By sourcing I mean, where are you getting the fuel used to generate the electrical power? Is it coal, oil, natural gas, solar, hydroelectric, wind, or nuclear? Each of those sources has its consequences. For example, extracting coal means denuding whole landscapes, or it means black lung and mine collapses. Extracting oil or natural gas means occasional fuel spills, huge refineries, toxic chemicals, and so on. Oil also, increasingly, has to be bought from overseas becase both the U.S. and Britain are running out of domestic sources. This means an increasingly bad balance of trade, with ensuing economic and political problems.

The revival of nuclear power is bolstered by the Prime Minister's admission that he is opposed to asking people to make changes to their lifestyle - such as buying energy-efficient refrigerators or taking the Eurostar instead of flights to Europe - to reduce global warming. Mr Blair has said publicly there is no political will to force people to make lifestyle changes to less fuel-hungry cars or energy-efficient lightbulbs.

This is a shame. In truth, there are more efficient ways to live the lives we lead.

The concept is called "negawatts". This is electrical production that doesn't have to be built because the people use less electricity to do the same thing.

The simplest example is the energy-efficient lightbulbs mentioned.

I have been using compact flourescent bulbs for over 15 years. The price and compatibility have improved over that time, but the equation has remained the same. The purchase price is a lot higher than typical incandescant bulbs. However you win two ways, first the bulbs use 1/3rd of the electricity, and second the bulbs last a lot longer. Over the useful lifetime of these bulbs the cost is equivalent.

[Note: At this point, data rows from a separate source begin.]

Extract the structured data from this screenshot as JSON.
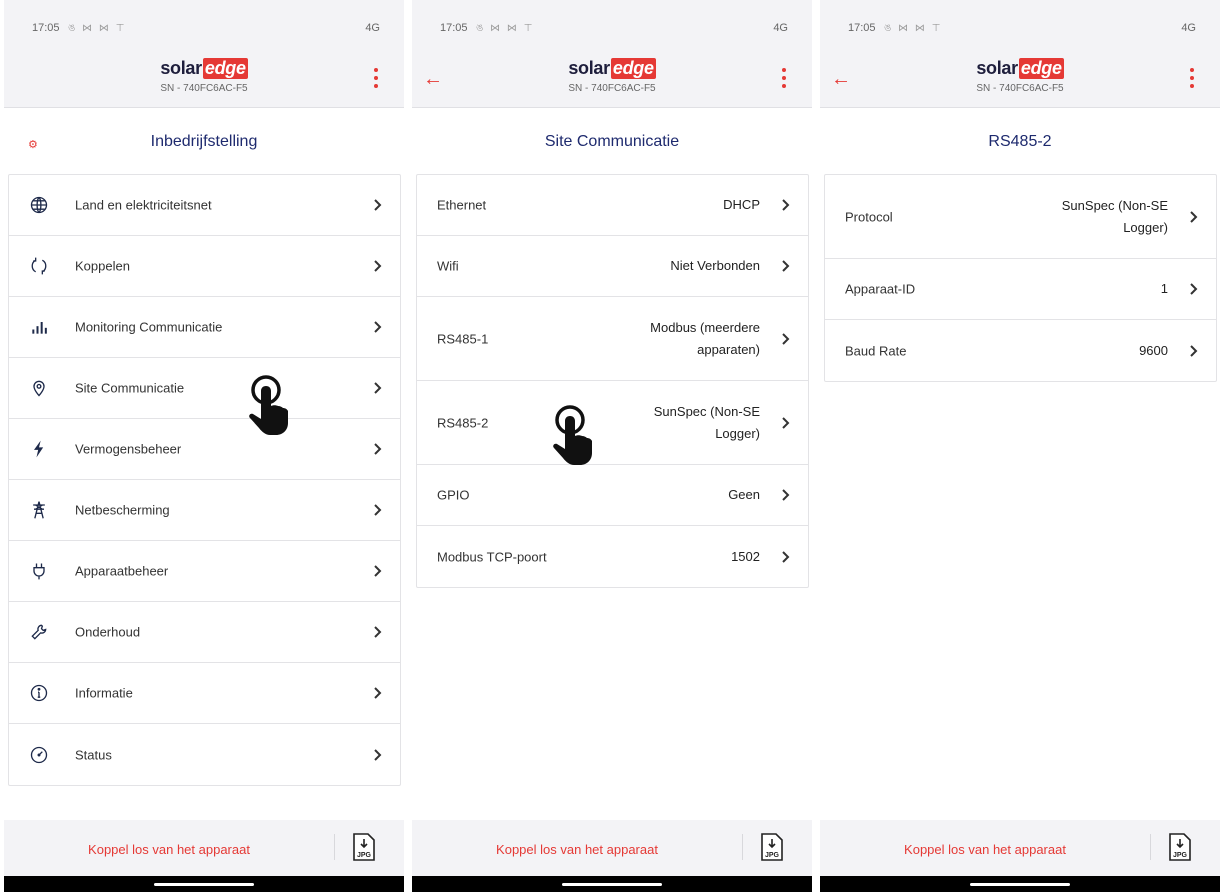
{
  "status_bar": {
    "time": "17:05",
    "icons": "ঙ ⋈ ⋈ ⊤",
    "network": "4G"
  },
  "app": {
    "logo_solar": "solar",
    "logo_edge": "edge",
    "serial": "SN - 740FC6AC-F5"
  },
  "screens": [
    {
      "title": "Inbedrijfstelling",
      "items": [
        {
          "label": "Land en elektriciteitsnet",
          "icon": "globe-icon"
        },
        {
          "label": "Koppelen",
          "icon": "sync-icon"
        },
        {
          "label": "Monitoring Communicatie",
          "icon": "bar-chart-icon"
        },
        {
          "label": "Site Communicatie",
          "icon": "location-pin-icon"
        },
        {
          "label": "Vermogensbeheer",
          "icon": "lightning-icon"
        },
        {
          "label": "Netbescherming",
          "icon": "power-tower-icon"
        },
        {
          "label": "Apparaatbeheer",
          "icon": "plug-icon"
        },
        {
          "label": "Onderhoud",
          "icon": "wrench-icon"
        },
        {
          "label": "Informatie",
          "icon": "info-icon"
        },
        {
          "label": "Status",
          "icon": "gauge-icon"
        }
      ]
    },
    {
      "title": "Site Communicatie",
      "items": [
        {
          "label": "Ethernet",
          "value_line1": "DHCP"
        },
        {
          "label": "Wifi",
          "value_line1": "Niet Verbonden"
        },
        {
          "label": "RS485-1",
          "value_line1": "Modbus (meerdere",
          "value_line2": "apparaten)"
        },
        {
          "label": "RS485-2",
          "value_line1": "SunSpec (Non-SE",
          "value_line2": "Logger)"
        },
        {
          "label": "GPIO",
          "value_line1": "Geen"
        },
        {
          "label": "Modbus TCP-poort",
          "value_line1": "1502"
        }
      ]
    },
    {
      "title": "RS485-2",
      "items": [
        {
          "label": "Protocol",
          "value_line1": "SunSpec (Non-SE",
          "value_line2": "Logger)"
        },
        {
          "label": "Apparaat-ID",
          "value_line1": "1"
        },
        {
          "label": "Baud Rate",
          "value_line1": "9600"
        }
      ]
    }
  ],
  "footer": {
    "disconnect_label": "Koppel los van het apparaat",
    "export_label": "JPG"
  },
  "colors": {
    "accent": "#e53935",
    "title": "#1e2a6e",
    "bar_bg": "#f3f3f6"
  }
}
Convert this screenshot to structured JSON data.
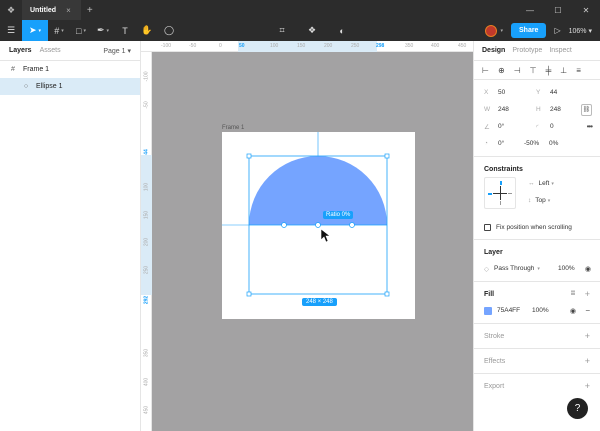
{
  "titlebar": {
    "tab_title": "Untitled",
    "tab_close": "×",
    "new_tab": "+"
  },
  "toolbar": {
    "share_label": "Share",
    "zoom": "106%"
  },
  "left_panel": {
    "tabs": [
      "Layers",
      "Assets"
    ],
    "page": "Page 1",
    "layers": [
      {
        "name": "Frame 1",
        "icon": "frame-icon"
      },
      {
        "name": "Ellipse 1",
        "icon": "ellipse-icon",
        "selected": true
      }
    ]
  },
  "rulers": {
    "top": [
      "-100",
      "-50",
      "0",
      "50",
      "100",
      "150",
      "200",
      "250",
      "298",
      "350",
      "400",
      "450"
    ],
    "top_highlight": [
      "50",
      "298"
    ],
    "left": [
      "-100",
      "-50",
      "44",
      "100",
      "150",
      "200",
      "250",
      "292",
      "350",
      "400",
      "450"
    ],
    "left_highlight": [
      "44",
      "292"
    ]
  },
  "canvas": {
    "frame_label": "Frame 1",
    "ratio_label": "Ratio 0%",
    "size_label": "248 × 248",
    "fill_color": "#75a4ff",
    "selection_color": "#18a0fb"
  },
  "right_panel": {
    "tabs": [
      "Design",
      "Prototype",
      "Inspect"
    ],
    "x": {
      "label": "X",
      "value": "50"
    },
    "y": {
      "label": "Y",
      "value": "44"
    },
    "w": {
      "label": "W",
      "value": "248"
    },
    "h": {
      "label": "H",
      "value": "248"
    },
    "rotation": "0°",
    "corner_radius": "0",
    "arc_start": "0°",
    "arc_sweep": "-50%",
    "arc_ratio": "0%",
    "constraints": {
      "title": "Constraints",
      "horizontal": "Left",
      "vertical": "Top"
    },
    "fix_position_label": "Fix position when scrolling",
    "layer": {
      "title": "Layer",
      "blend": "Pass Through",
      "opacity": "100%"
    },
    "fill": {
      "title": "Fill",
      "hex": "75A4FF",
      "opacity": "100%",
      "color": "#75a4ff"
    },
    "stroke_title": "Stroke",
    "effects_title": "Effects",
    "export_title": "Export"
  },
  "help_label": "?"
}
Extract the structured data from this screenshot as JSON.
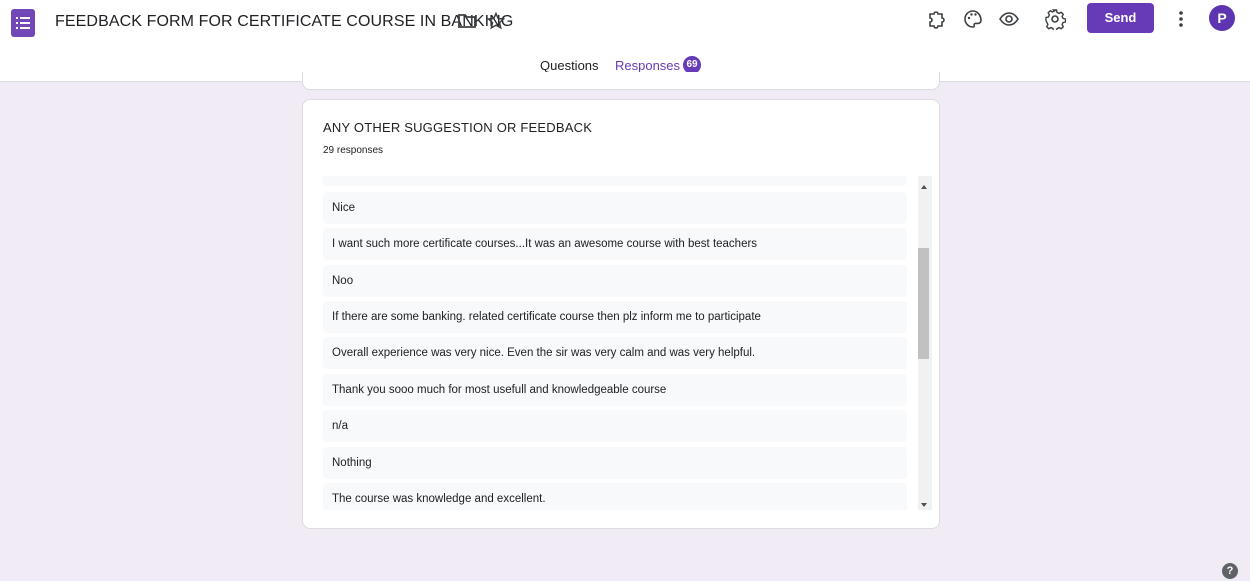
{
  "header": {
    "title": "FEEDBACK FORM FOR CERTIFICATE COURSE IN BANKING",
    "send_label": "Send",
    "avatar_letter": "P",
    "icons": [
      "forms-app-icon",
      "folder-icon",
      "star-icon",
      "addon-puzzle-icon",
      "palette-icon",
      "preview-eye-icon",
      "settings-gear-icon",
      "more-vert-icon"
    ]
  },
  "tabs": {
    "questions": "Questions",
    "responses": "Responses",
    "responses_count": "69"
  },
  "card": {
    "question": "ANY OTHER SUGGESTION OR FEEDBACK",
    "response_count": "29 responses",
    "responses": [
      "Nice",
      "I want such more certificate courses...It was an awesome course with best teachers",
      "Noo",
      "If there are some banking. related certificate course then plz inform me to participate",
      "Overall experience was very nice. Even the sir was very calm and was very helpful.",
      "Thank you sooo much for most usefull and knowledgeable course",
      "n/a",
      "Nothing",
      "The course was knowledge and excellent."
    ]
  },
  "help_label": "?",
  "colors": {
    "accent": "#673ab7",
    "background": "#f1ebf6",
    "response_bg": "#f8f9fa"
  }
}
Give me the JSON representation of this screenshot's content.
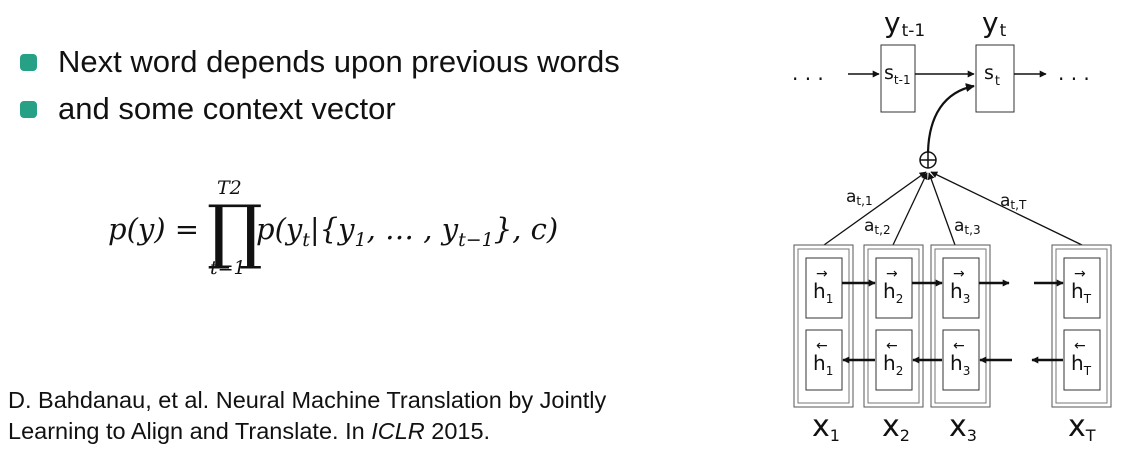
{
  "bullets": [
    {
      "text": "Next word depends upon previous words"
    },
    {
      "text": "and some context vector"
    }
  ],
  "formula": {
    "lhs": "p(y) =",
    "product_symbol": "∏",
    "upper_limit": "T2",
    "lower_limit": "t=1",
    "rhs_p": "p(y",
    "rhs_t": "t",
    "rhs_mid": "|{y",
    "rhs_one": "1",
    "rhs_dots": ", … , y",
    "rhs_tm1": "t−1",
    "rhs_end": "}, c)"
  },
  "citation": {
    "line1": "D. Bahdanau, et al. Neural Machine Translation by Jointly",
    "line2_before": "Learning to Align and Translate. In ",
    "line2_venue": "ICLR",
    "line2_after": " 2015."
  },
  "diagram": {
    "ellipsis": ". . .",
    "decoder": [
      {
        "out_base": "y",
        "out_sub": "t-1",
        "state_base": "s",
        "state_sub": "t-1"
      },
      {
        "out_base": "y",
        "out_sub": "t",
        "state_base": "s",
        "state_sub": "t"
      }
    ],
    "combiner_symbol": "⊕",
    "attention_weights": [
      {
        "base": "a",
        "sub": "t,1"
      },
      {
        "base": "a",
        "sub": "t,2"
      },
      {
        "base": "a",
        "sub": "t,3"
      },
      {
        "base": "a",
        "sub": "t,T"
      }
    ],
    "forward_arrow": "→",
    "backward_arrow": "←",
    "encoder": [
      {
        "h_base": "h",
        "h_sub": "1",
        "x_base": "x",
        "x_sub": "1"
      },
      {
        "h_base": "h",
        "h_sub": "2",
        "x_base": "x",
        "x_sub": "2"
      },
      {
        "h_base": "h",
        "h_sub": "3",
        "x_base": "x",
        "x_sub": "3"
      },
      {
        "h_base": "h",
        "h_sub": "T",
        "x_base": "x",
        "x_sub": "T"
      }
    ]
  }
}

The output of light bulbs is measured in lumens. Lumens are lumens once they get outside the light bulb and fill the room with light. Where compact flourescents win, energy-wise, is that they use 1/3rd the wattage to produce the same number of lumens. Hence, you use less electricity to gain the same effect.

There are many examples where you can achieve the same effect using less electricity. Energy-efficient refridgerators, fuel-efficient cars, bicycling instead of driving a car, etc. For example, I'm typing this on a laptop computer, and the energy cost of laptop computers is far less than it is for a typical desktop. Additionally, LCD computer monitors use far less electricity than do CRT monitors.

The negawatt idea is very simple. One simply looks for ways to achieve the same effect while using less energy. The ways to do this is boundless, and has a far more beneficial impact on the environment than building more nuclear power plants would have.